Sunday, March 05, 2006

Hey Neighbor, Stop Piggybacking on My Wireless - New York Times

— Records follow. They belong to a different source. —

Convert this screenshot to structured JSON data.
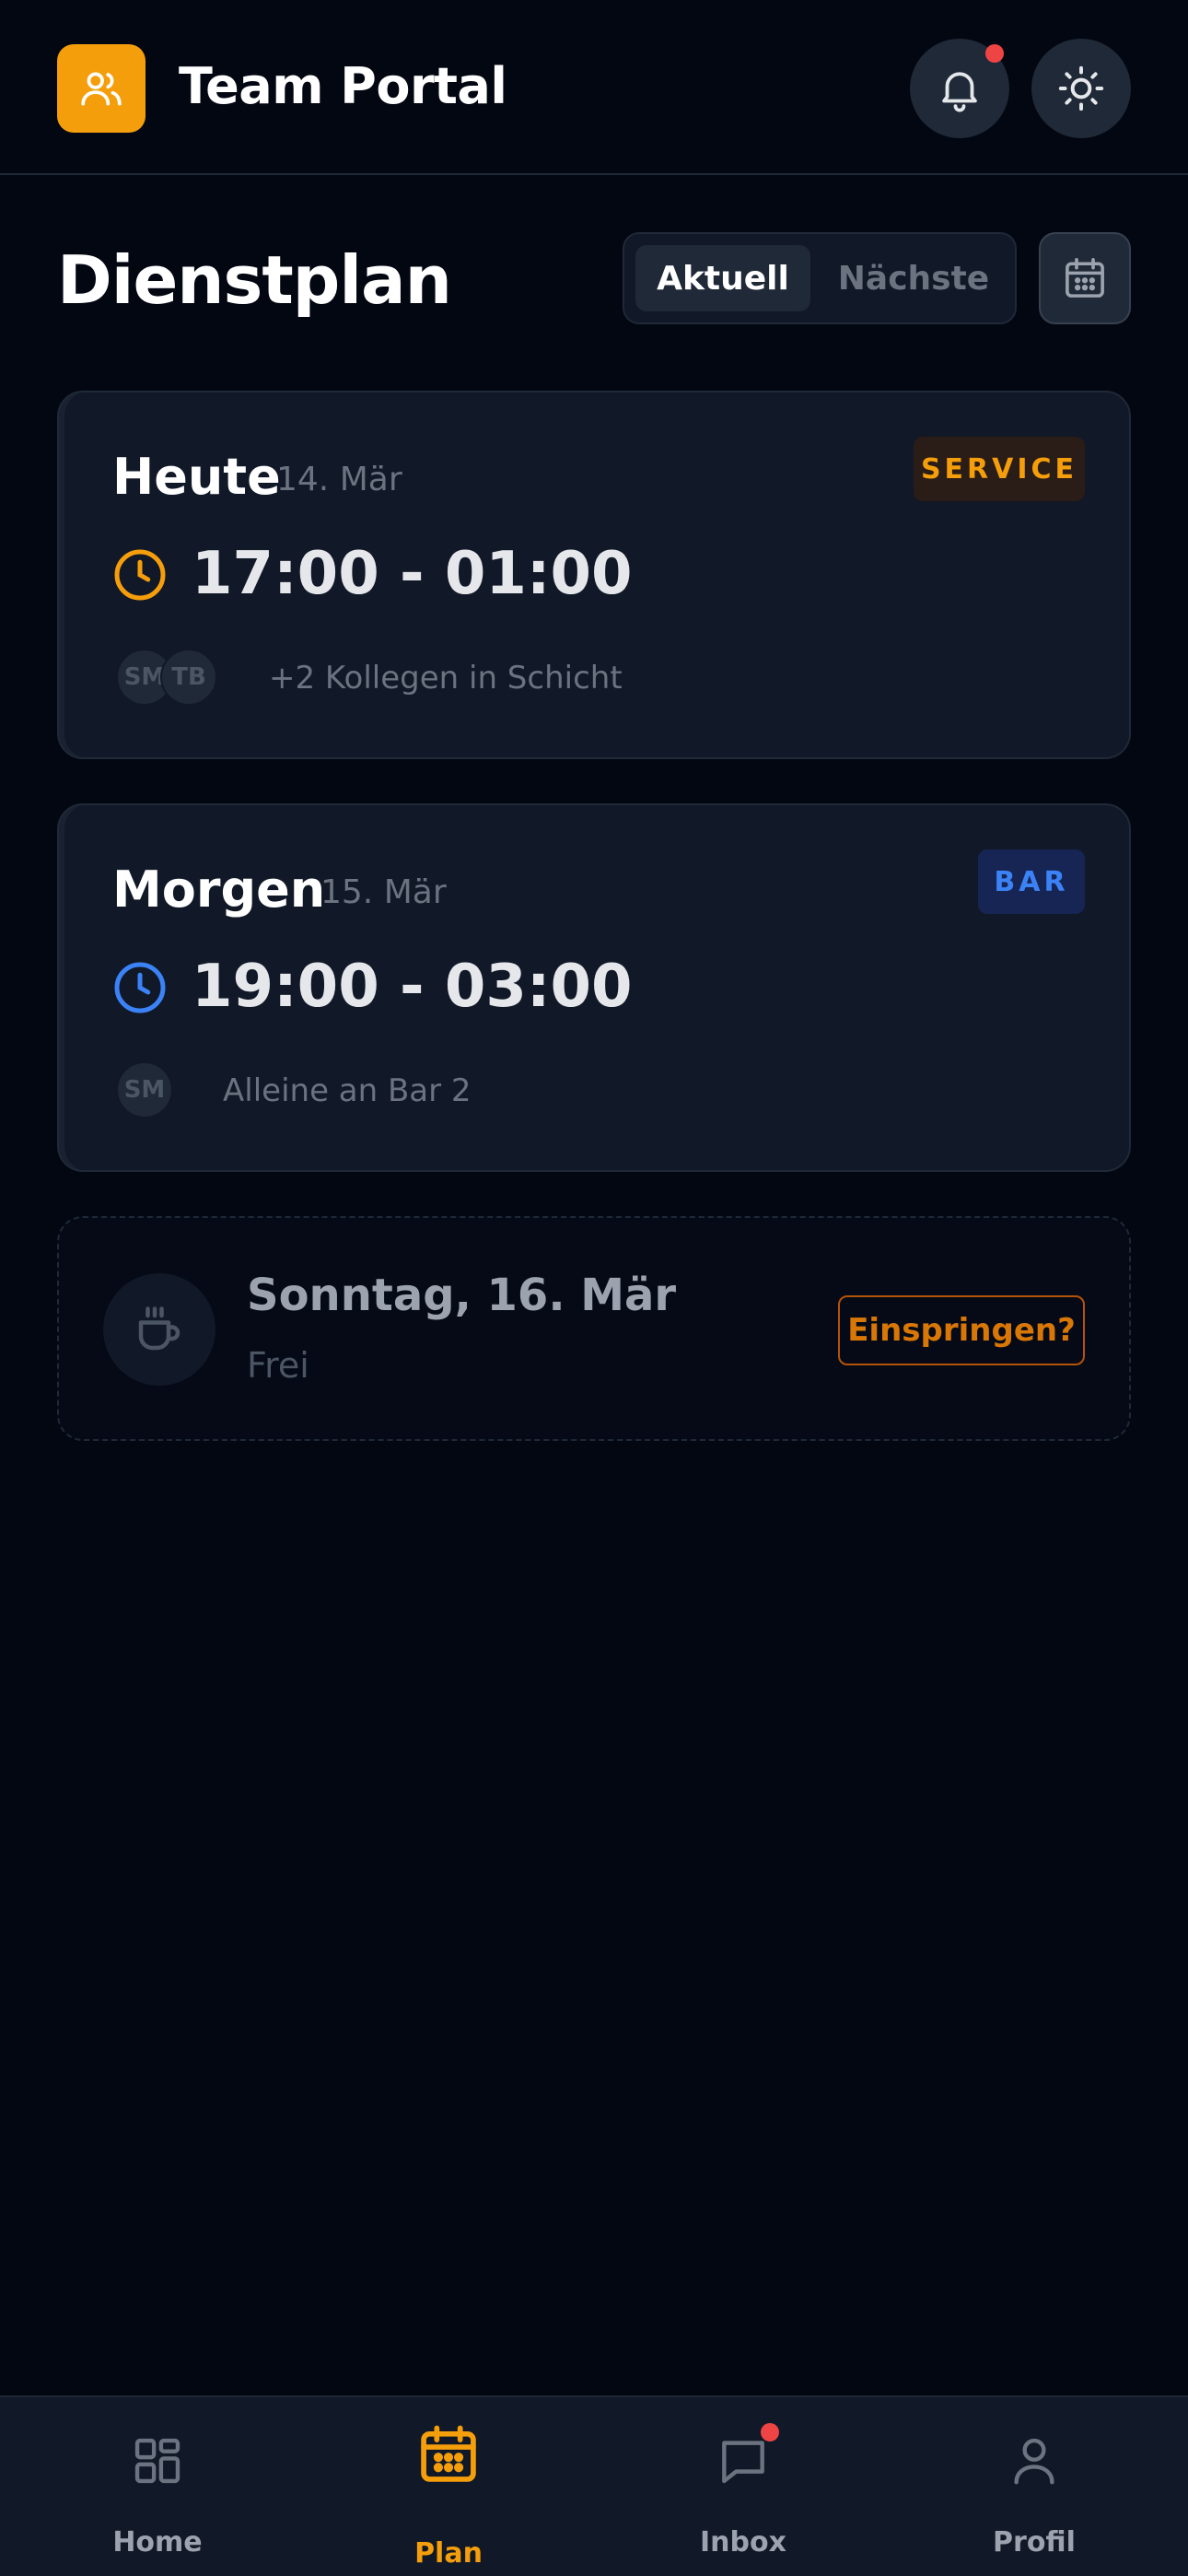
{
  "header": {
    "app_title": "Team Portal",
    "logo_icon": "users-icon",
    "notifications_icon": "bell-icon",
    "theme_icon": "sun-icon",
    "has_unread_notifications": true
  },
  "schedule": {
    "title": "Dienstplan",
    "tabs": [
      {
        "label": "Aktuell",
        "active": true
      },
      {
        "label": "Nächste",
        "active": false
      }
    ],
    "calendar_icon": "calendar-icon"
  },
  "shifts": [
    {
      "day": "Heute",
      "date": "14. Mär",
      "badge": "SERVICE",
      "time": "17:00 - 01:00",
      "accent_color": "#f59e0b",
      "avatars": [
        "SM",
        "TB"
      ],
      "note": "+2 Kollegen in Schicht"
    },
    {
      "day": "Morgen",
      "date": "15. Mär",
      "badge": "BAR",
      "time": "19:00 - 03:00",
      "accent_color": "#3b82f6",
      "avatars": [
        "SM"
      ],
      "note": "Alleine an Bar 2"
    }
  ],
  "free_day": {
    "title": "Sonntag, 16. Mär",
    "status": "Frei",
    "icon": "coffee-icon",
    "action_label": "Einspringen?"
  },
  "bottom_nav": [
    {
      "label": "Home",
      "icon": "grid-icon",
      "active": false
    },
    {
      "label": "Plan",
      "icon": "calendar-icon",
      "active": true
    },
    {
      "label": "Inbox",
      "icon": "message-icon",
      "active": false,
      "has_badge": true
    },
    {
      "label": "Profil",
      "icon": "user-icon",
      "active": false
    }
  ],
  "colors": {
    "background": "#030712",
    "surface": "#111827",
    "accent": "#f59e0b",
    "bar_blue": "#3b82f6",
    "alert": "#ef4444"
  }
}
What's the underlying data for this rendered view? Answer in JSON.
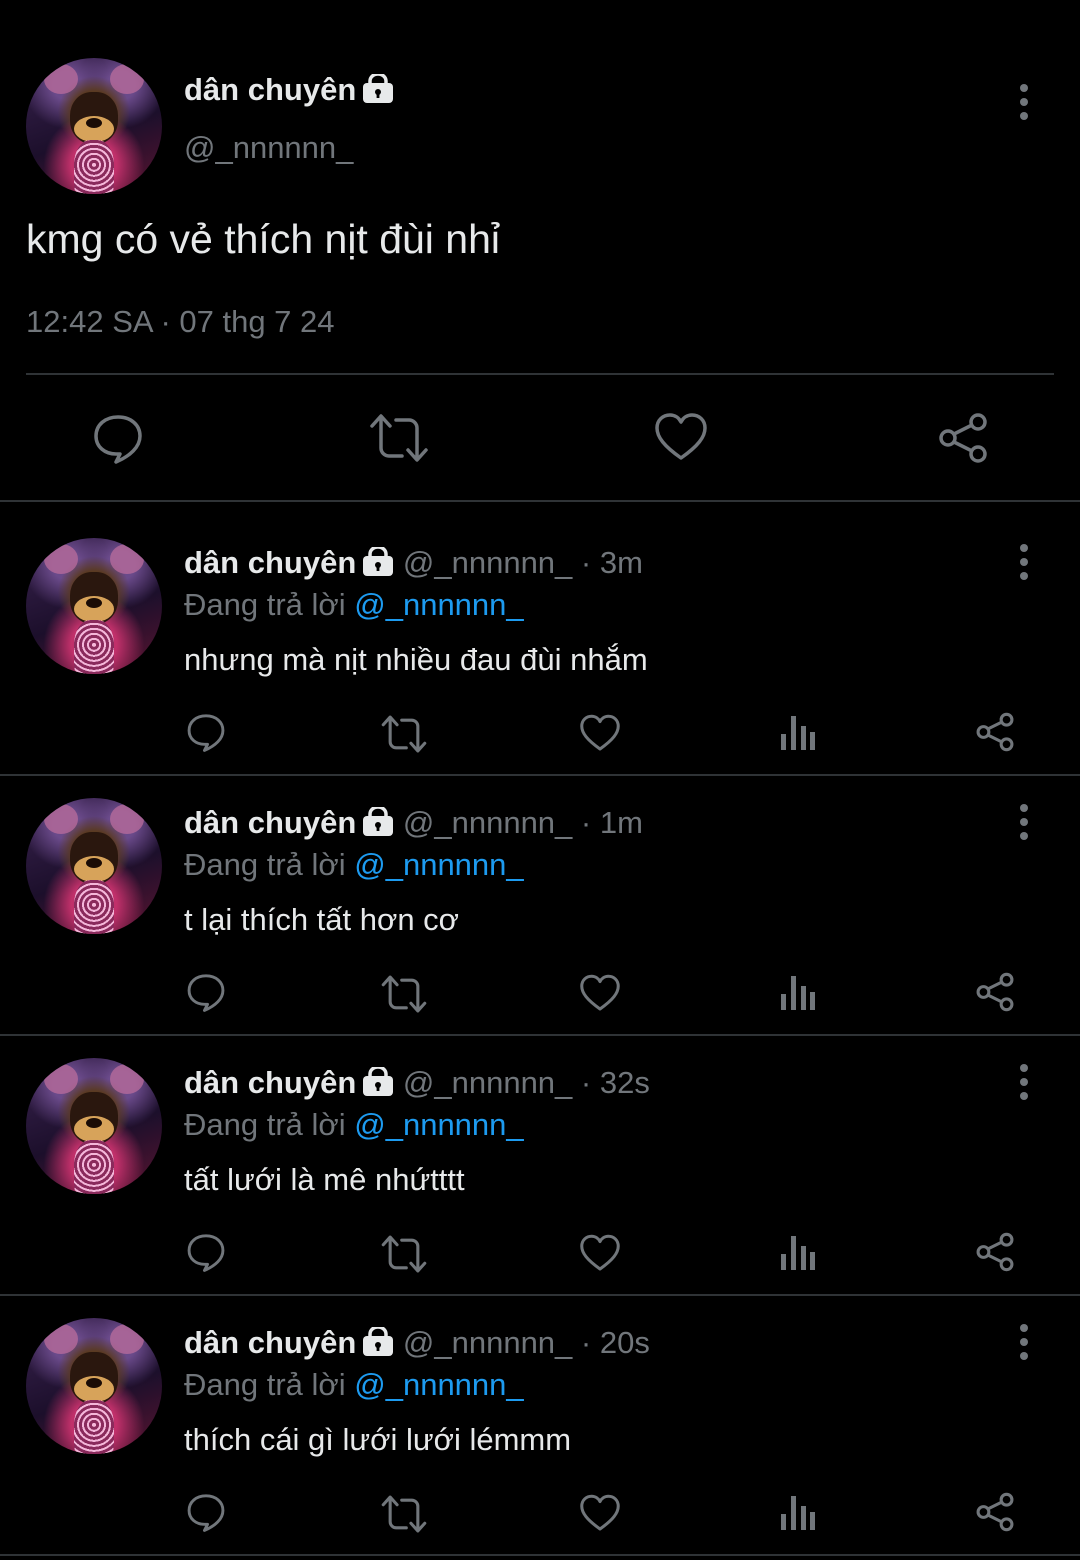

"For a while, the wireless Internet connection Christine and Randy Brodeur installed last year seemed perfect. They were able to sit in their sunny Los Angeles backyard working on their laptop computers.
But they soon began noticing that their high-speed Internet access had become as slow as rush-hour traffic on the 405 freeway.
'I didn't know whether to blame it on the Santa Ana winds or what,' recalled Mrs. Brodeur, the chief executive of Socket Media, a marketing and public relations agency.
The 'what' turned out to be neighbors who had tapped into their system. The additional online traffic nearly choked out the Brodeurs, who pay a $40 monthly fee for their Internet service, slowing their access until it was practically unusable.
Piggybacking, the usually unauthorized tapping into someone else's wireless Internet connection, is no longer the exclusive domain of pilfering computer geeks or shady hackers cruising for unguarded networks. Ordinarily upstanding people are tapping in. As they do, new sets of Internet behaviors are creeping into America's popular culture.
'I don't think it's stealing,' said Edwin Caroso, a 21-year-old student at Miami Dade College, echoing an often-heard sentiment.
'I always find people out there who aren't protecting their connection, so I just feel free to go ahead and use it,' Mr. Caroso said. He added that he tapped into a stranger's network mainly for Web surfing, keeping up with e-mail, text chatting with friends in foreign countries and doing homework."

1 comment:

cordovas said...

How about having wireless router manufacturers set the default as password protected and have individual passwords printed on the actual router, so if anyone actually wanted to deliberately have their network open, they would have to configure that themselves...